Task directions: Find how many lines of the listing below include the word "JSON", then report the number by itself.

#####

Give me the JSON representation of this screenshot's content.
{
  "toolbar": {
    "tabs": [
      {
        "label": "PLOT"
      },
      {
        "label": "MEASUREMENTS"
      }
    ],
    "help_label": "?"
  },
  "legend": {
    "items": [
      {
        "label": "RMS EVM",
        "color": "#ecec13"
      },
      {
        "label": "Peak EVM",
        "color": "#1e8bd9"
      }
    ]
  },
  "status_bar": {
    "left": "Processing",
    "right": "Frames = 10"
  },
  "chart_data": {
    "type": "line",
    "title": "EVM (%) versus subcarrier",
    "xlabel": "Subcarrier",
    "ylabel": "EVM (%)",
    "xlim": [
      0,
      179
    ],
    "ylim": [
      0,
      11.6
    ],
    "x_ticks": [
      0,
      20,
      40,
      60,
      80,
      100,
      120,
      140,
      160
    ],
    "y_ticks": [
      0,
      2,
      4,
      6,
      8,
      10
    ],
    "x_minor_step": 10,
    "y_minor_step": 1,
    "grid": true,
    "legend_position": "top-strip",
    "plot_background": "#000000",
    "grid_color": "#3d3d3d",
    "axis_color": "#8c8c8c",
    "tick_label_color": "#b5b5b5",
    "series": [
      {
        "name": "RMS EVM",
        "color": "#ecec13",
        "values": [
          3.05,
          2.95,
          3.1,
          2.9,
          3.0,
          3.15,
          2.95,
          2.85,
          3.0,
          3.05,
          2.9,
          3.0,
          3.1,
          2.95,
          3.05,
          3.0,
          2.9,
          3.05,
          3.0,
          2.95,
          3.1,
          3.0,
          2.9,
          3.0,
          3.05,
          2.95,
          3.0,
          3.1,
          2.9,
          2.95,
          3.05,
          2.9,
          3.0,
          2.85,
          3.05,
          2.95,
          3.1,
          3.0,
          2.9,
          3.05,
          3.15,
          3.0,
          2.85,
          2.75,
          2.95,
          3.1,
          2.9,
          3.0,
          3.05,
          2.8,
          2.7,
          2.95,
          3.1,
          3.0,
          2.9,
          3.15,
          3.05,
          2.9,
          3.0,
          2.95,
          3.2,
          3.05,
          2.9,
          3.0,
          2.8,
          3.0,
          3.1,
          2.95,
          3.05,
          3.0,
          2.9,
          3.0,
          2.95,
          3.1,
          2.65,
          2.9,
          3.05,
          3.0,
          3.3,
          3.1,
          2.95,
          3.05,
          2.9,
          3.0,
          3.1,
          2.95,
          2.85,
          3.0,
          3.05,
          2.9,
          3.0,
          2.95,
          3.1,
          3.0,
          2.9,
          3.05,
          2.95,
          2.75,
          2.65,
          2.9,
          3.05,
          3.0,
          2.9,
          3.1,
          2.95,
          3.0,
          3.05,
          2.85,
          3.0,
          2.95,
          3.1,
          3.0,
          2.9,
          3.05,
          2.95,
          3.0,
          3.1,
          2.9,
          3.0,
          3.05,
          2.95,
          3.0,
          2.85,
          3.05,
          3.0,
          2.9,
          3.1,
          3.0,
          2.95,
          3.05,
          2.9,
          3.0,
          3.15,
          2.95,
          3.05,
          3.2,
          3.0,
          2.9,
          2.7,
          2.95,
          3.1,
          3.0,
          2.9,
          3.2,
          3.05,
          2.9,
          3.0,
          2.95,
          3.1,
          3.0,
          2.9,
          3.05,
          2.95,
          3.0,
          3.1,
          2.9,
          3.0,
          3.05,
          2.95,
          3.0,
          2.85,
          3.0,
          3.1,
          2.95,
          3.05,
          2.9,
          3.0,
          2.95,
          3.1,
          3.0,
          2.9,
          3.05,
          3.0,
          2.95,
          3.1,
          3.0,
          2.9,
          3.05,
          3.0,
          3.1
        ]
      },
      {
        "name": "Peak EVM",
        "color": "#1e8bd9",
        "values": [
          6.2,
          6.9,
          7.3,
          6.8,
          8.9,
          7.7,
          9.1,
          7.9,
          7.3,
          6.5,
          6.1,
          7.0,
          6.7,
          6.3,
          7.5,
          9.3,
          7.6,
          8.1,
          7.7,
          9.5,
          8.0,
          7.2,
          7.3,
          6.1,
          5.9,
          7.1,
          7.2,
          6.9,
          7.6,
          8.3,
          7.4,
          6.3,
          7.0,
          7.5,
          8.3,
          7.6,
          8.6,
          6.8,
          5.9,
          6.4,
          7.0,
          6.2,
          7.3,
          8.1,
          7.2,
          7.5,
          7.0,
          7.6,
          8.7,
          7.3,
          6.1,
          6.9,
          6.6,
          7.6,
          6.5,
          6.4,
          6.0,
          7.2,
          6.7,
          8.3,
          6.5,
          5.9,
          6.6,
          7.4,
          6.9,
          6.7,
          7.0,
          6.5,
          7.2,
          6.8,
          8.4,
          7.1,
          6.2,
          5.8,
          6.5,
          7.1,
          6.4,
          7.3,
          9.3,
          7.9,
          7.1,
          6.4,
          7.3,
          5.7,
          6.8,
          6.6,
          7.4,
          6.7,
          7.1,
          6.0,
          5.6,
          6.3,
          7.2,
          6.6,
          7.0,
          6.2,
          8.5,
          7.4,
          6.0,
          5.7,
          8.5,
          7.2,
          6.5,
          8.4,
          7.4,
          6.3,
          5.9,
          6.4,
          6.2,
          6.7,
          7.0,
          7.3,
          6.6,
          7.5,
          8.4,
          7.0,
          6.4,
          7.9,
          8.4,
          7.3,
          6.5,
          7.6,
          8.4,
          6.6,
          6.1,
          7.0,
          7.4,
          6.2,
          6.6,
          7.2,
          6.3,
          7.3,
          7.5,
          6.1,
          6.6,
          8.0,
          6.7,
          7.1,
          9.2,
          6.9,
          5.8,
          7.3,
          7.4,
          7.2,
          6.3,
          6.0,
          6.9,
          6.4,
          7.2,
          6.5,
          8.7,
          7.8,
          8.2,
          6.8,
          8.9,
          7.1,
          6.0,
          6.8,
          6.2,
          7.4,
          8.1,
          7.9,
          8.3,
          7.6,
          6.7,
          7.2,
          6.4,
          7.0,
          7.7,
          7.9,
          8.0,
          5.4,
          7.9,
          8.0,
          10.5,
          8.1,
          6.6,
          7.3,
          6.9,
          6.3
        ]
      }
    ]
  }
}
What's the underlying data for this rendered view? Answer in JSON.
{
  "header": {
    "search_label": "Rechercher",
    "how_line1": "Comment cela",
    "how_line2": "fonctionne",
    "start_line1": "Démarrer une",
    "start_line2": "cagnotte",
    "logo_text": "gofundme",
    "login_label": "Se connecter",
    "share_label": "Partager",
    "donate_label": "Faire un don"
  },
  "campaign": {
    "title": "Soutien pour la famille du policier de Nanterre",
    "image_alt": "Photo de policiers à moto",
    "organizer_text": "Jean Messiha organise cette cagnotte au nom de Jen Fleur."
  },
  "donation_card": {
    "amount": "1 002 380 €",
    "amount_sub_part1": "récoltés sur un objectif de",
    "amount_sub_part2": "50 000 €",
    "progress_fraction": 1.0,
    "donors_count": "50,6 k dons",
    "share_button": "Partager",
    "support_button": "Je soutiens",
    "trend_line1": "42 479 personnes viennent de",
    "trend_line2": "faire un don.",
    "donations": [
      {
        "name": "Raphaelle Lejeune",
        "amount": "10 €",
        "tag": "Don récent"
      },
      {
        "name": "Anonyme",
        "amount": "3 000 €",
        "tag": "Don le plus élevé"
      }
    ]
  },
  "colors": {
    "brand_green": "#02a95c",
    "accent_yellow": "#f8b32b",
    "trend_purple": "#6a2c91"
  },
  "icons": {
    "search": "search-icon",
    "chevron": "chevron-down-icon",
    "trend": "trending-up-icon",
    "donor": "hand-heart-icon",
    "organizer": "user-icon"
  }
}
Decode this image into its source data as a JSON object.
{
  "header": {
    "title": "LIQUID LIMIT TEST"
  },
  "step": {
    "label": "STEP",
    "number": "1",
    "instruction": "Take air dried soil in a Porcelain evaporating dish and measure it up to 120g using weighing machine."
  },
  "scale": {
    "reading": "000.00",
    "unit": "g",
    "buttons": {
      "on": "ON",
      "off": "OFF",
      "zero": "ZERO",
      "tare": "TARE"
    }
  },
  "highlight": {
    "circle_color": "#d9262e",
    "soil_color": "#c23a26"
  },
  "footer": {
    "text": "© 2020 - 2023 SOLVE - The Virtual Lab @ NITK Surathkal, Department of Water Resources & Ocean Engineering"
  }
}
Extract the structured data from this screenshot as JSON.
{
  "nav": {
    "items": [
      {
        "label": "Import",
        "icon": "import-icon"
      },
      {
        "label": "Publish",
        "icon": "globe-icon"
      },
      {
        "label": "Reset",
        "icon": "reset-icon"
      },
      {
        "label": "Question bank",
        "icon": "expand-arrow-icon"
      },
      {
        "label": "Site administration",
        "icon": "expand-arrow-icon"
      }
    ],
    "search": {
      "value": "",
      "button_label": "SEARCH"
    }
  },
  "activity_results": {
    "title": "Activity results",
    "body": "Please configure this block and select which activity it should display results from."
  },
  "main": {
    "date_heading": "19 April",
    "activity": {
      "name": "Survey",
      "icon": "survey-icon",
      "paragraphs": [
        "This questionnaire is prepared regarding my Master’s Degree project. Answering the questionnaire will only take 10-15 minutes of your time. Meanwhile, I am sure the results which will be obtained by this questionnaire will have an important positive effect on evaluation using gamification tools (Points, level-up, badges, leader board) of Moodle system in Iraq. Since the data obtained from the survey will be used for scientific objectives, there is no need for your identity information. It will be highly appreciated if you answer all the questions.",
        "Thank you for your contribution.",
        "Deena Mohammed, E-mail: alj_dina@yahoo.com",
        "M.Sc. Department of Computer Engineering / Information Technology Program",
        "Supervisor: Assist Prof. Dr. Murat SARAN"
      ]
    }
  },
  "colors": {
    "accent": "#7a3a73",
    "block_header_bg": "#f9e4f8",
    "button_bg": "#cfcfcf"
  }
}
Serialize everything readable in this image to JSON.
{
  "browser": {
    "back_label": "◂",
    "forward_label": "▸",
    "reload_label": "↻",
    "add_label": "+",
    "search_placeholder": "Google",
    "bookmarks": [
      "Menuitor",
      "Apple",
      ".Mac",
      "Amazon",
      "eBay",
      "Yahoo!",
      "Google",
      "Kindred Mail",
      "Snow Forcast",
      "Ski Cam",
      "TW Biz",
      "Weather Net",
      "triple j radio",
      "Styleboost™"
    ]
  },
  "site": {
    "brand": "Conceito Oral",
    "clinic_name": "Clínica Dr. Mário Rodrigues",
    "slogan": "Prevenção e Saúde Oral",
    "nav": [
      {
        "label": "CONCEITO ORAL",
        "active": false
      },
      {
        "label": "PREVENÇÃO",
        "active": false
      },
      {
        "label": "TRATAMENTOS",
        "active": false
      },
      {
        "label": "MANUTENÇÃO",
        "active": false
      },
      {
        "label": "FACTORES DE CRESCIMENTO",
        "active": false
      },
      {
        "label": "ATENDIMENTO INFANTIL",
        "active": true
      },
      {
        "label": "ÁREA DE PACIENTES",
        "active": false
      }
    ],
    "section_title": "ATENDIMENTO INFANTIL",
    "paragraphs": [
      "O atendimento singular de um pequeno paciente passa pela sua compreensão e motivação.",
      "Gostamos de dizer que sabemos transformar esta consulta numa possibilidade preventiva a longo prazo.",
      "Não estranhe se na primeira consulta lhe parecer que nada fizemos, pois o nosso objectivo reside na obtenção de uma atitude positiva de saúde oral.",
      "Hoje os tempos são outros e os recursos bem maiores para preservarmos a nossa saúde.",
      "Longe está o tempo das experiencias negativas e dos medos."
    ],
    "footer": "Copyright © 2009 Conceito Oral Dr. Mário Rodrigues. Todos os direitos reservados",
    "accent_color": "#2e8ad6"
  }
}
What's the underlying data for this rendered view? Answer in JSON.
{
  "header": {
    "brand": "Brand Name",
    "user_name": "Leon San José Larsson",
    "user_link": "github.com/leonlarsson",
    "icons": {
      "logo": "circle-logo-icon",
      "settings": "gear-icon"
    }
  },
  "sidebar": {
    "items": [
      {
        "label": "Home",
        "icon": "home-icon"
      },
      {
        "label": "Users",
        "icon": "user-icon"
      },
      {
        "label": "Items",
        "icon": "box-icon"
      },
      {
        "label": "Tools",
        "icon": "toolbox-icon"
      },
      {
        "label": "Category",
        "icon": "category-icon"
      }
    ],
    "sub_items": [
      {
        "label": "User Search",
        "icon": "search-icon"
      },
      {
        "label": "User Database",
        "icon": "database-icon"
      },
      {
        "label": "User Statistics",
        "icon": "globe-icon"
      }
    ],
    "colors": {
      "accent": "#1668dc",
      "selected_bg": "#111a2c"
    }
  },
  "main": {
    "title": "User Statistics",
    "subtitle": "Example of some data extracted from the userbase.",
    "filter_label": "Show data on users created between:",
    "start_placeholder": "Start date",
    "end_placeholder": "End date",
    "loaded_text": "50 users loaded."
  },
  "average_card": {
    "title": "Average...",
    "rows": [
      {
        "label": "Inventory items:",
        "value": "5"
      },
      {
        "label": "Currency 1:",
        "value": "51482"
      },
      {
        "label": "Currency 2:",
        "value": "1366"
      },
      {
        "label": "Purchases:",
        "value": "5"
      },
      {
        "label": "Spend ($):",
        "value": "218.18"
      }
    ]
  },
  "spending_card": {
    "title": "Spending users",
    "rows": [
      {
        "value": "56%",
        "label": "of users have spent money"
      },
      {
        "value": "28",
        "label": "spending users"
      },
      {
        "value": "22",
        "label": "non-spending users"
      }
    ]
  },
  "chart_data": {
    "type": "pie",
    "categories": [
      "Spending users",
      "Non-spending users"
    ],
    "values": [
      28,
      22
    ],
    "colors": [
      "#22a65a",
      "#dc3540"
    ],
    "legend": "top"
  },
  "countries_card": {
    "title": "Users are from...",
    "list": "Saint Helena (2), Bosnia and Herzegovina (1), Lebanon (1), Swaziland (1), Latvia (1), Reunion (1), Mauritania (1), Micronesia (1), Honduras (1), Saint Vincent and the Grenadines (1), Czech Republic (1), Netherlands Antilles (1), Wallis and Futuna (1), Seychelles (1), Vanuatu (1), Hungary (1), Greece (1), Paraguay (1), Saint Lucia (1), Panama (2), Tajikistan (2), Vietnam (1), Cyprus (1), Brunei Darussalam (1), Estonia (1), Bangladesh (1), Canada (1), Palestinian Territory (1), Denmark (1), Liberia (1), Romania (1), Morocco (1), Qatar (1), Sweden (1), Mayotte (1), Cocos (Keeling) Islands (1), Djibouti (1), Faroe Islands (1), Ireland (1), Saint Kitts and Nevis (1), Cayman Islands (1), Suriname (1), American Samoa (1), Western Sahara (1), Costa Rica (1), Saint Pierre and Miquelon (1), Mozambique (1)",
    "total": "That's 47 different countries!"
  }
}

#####

Response to the task: 6